He has performed as soloist, chamber musician and with orchestra throughout Europe, Israel, USA, Canada, and Mexico, and adjudicated at international guitar competitions. His CD The Other Spanish Guitar was elected ‘Classical Recording of the Month’ in March 2000 (Diamond Multimedia, CA, USA).[2] Bork's strong interest in contemporary music has led to a number of commissions from living composers which he first performed (see below).

Bork now lives and works in Heidelberg, Germany. Apart from his artistic and pedagogical work, he is also active as a musicologist. He has been a contributor to journals such as "Stereoplay", "Classical Guitar" or "Ensemble". With almost 8,000 items, he owns one of the largest private collections of recorded classical guitar music in the world and is consulted regularly by various international archives and institutions. He has contributed, with Jörg Jewanski, to numerous biographies of guitarists in the German encyclopedia Die Musik in Geschichte und Gegenwart (MGG) (Kassel: Bärenreiter, 1996–2008). Bork has contributed research papers to guitar symposiums and festivals including the Lake Konstanz Guitar Research Meeting, the El Paso String Series, etc. Since 2013, he is a guest lecturer at Pepperdine University, Malibu.

Compositions written for Detlev Bork[edit]

Recent works written for Detlev Bork include:

  • Jan Martin Lang: Take Ten (2000)
  • Andrés Batista: Generalife y Tartaneras (2004)
  • Jens Joneleit: Spur (2008)
  • Roland Chadwick: Variations on a Theme of Benjamin Britten (2013)
  • Vincent Lindsey-Clark: Centenary Overture (2013)
  • Jaume Torrent: Hommage an Benjamin Britten (2013)
  • Frank Wallace: A Heavy Sleep (2013)
  • Siegfried Steinkogler: Sea Fantasy (2014)
  • Sergio Blardony: Todo proximo y intocable (2015)
  • Jorge Fernández Guerra: Kedem (2015)
  • José María Gallardo Del Rey: Feria de Abril (2015)

Recordings[edit]

Musicological publications[edit]

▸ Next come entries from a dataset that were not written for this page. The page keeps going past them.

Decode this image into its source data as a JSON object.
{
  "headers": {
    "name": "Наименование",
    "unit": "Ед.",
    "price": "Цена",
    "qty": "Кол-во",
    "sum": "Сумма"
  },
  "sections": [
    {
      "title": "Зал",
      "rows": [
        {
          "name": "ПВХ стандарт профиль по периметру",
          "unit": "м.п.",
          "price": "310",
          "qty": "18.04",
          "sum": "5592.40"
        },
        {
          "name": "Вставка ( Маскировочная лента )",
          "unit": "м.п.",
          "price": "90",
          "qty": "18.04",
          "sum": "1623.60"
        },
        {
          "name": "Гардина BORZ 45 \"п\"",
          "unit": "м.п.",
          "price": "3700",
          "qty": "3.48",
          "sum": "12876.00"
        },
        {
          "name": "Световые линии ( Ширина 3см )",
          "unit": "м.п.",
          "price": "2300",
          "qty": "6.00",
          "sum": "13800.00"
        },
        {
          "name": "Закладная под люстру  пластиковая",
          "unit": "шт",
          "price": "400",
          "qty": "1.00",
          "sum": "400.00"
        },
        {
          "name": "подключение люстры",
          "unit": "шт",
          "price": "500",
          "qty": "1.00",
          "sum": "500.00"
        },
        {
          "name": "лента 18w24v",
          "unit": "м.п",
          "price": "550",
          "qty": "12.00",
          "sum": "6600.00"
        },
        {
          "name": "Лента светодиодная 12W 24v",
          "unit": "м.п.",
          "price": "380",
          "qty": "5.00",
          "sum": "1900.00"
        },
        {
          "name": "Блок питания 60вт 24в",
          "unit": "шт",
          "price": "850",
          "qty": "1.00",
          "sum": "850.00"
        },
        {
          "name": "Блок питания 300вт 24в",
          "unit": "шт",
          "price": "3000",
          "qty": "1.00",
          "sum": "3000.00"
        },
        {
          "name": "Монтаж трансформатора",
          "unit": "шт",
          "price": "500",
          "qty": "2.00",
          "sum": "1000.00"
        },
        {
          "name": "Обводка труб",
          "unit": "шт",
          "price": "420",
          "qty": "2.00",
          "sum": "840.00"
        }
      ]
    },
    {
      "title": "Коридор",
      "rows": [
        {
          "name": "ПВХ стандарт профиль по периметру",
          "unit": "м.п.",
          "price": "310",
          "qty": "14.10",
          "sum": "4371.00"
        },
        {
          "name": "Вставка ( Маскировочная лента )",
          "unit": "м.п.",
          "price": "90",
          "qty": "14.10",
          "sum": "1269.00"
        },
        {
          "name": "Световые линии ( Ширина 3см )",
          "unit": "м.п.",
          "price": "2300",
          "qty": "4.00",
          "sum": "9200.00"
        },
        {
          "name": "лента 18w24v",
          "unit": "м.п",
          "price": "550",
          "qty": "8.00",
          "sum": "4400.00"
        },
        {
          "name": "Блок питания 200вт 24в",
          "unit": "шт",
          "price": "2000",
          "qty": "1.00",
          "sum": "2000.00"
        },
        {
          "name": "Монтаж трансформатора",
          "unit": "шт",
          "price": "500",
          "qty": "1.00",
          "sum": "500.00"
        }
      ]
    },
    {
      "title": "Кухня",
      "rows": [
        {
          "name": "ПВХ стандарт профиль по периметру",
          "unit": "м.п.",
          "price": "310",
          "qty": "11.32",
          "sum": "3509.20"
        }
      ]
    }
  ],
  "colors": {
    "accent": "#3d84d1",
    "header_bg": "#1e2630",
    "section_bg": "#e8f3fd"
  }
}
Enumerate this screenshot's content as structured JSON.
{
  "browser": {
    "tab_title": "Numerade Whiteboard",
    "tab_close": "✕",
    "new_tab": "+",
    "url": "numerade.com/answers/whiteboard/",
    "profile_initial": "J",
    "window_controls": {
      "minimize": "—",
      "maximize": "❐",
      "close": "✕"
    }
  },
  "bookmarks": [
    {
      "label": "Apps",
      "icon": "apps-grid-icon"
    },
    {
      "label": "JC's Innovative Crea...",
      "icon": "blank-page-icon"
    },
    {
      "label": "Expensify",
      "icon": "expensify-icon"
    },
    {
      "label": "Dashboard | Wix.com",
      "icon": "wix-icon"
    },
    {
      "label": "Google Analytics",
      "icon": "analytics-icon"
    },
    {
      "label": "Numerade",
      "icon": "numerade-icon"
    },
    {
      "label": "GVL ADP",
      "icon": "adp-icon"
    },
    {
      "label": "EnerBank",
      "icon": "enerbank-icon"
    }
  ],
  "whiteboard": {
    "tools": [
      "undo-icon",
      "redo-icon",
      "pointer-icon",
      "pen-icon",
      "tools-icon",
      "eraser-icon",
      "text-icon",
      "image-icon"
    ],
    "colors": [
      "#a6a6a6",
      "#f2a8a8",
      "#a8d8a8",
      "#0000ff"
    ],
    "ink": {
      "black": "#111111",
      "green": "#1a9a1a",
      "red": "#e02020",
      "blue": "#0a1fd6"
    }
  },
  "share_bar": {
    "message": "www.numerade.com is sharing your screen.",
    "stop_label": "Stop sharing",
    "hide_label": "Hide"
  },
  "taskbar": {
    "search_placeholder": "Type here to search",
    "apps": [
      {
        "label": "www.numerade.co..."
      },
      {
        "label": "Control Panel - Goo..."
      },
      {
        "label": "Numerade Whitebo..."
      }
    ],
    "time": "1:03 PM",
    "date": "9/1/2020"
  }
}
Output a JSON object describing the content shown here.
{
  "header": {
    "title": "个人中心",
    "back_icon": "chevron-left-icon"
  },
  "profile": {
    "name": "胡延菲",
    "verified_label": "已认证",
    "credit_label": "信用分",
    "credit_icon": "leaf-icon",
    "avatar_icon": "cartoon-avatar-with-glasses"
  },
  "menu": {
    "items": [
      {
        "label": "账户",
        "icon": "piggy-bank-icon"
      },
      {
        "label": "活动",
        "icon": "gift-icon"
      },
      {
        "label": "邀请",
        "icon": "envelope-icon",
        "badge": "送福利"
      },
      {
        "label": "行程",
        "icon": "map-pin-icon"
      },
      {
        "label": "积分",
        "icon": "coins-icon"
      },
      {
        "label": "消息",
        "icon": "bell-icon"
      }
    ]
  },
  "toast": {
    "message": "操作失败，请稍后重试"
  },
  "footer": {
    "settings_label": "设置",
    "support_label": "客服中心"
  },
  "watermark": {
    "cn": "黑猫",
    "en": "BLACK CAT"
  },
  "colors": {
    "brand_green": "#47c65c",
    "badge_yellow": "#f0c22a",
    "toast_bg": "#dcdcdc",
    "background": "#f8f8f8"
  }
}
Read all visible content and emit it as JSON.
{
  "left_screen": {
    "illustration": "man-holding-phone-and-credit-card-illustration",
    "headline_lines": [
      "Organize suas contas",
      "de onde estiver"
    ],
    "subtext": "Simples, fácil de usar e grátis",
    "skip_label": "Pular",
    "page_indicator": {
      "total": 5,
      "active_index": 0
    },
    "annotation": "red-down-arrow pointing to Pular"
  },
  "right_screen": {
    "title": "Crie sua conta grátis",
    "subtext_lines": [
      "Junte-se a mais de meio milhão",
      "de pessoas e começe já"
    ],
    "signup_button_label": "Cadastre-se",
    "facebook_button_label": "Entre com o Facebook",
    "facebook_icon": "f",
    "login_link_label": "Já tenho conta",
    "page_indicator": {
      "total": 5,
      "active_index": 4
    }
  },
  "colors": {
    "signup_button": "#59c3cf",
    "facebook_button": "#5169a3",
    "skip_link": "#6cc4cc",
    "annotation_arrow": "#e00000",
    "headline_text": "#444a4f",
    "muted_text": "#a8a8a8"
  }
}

  • "Die Gitarre in der Ära der Schellackplatte", in: Ansorge, Peter & Richter, Helmut (eds.): Die klassische Gitarre im 20. Jahrhundert. Beiträge zu ihrer Entwicklung im deutschsprachigen Raum (Oberhausen: European Guitar Teachers Association Deutschland e.V., 2010), p. 81–110
  • contributions about guitar composers in Die Musik in Geschichte und Gegenwart (MGG) (Kassel: Bärenreiter, 1996–2008)
  • discography at Austrian Guitar Archive

Bibliography[edit]

  • Thérèse Wassily Saba: "Young Guitarists Series", in: Classical Guitar vol. 20, no 7 (March 2002), p. 24-26
  • "'Es gab so viele gute Spieler vor dem Zweiten Weltkrieg, aber alle reden nur von Segovia und Llobet'", in: Gitarre Aktuell no. 89 (II/2005), p. 52–55
  • "Die rechte Hand des Gitarristen", in: ¡Anda! no. 65 (April–May 2006), p. 15
  • "Britten in Mind", in: Gitarre Aktuell no. 123 (IV/2013), p. 12–14

References[edit]

  1. ^ Francisco Herrera: Enciclopedía de la Guitarra, vol. 1 (Valencia: Piles, 2011), p. 180–181.
  2. ^ Wassily Saba (2002), see 'Bibliography'.

External links[edit]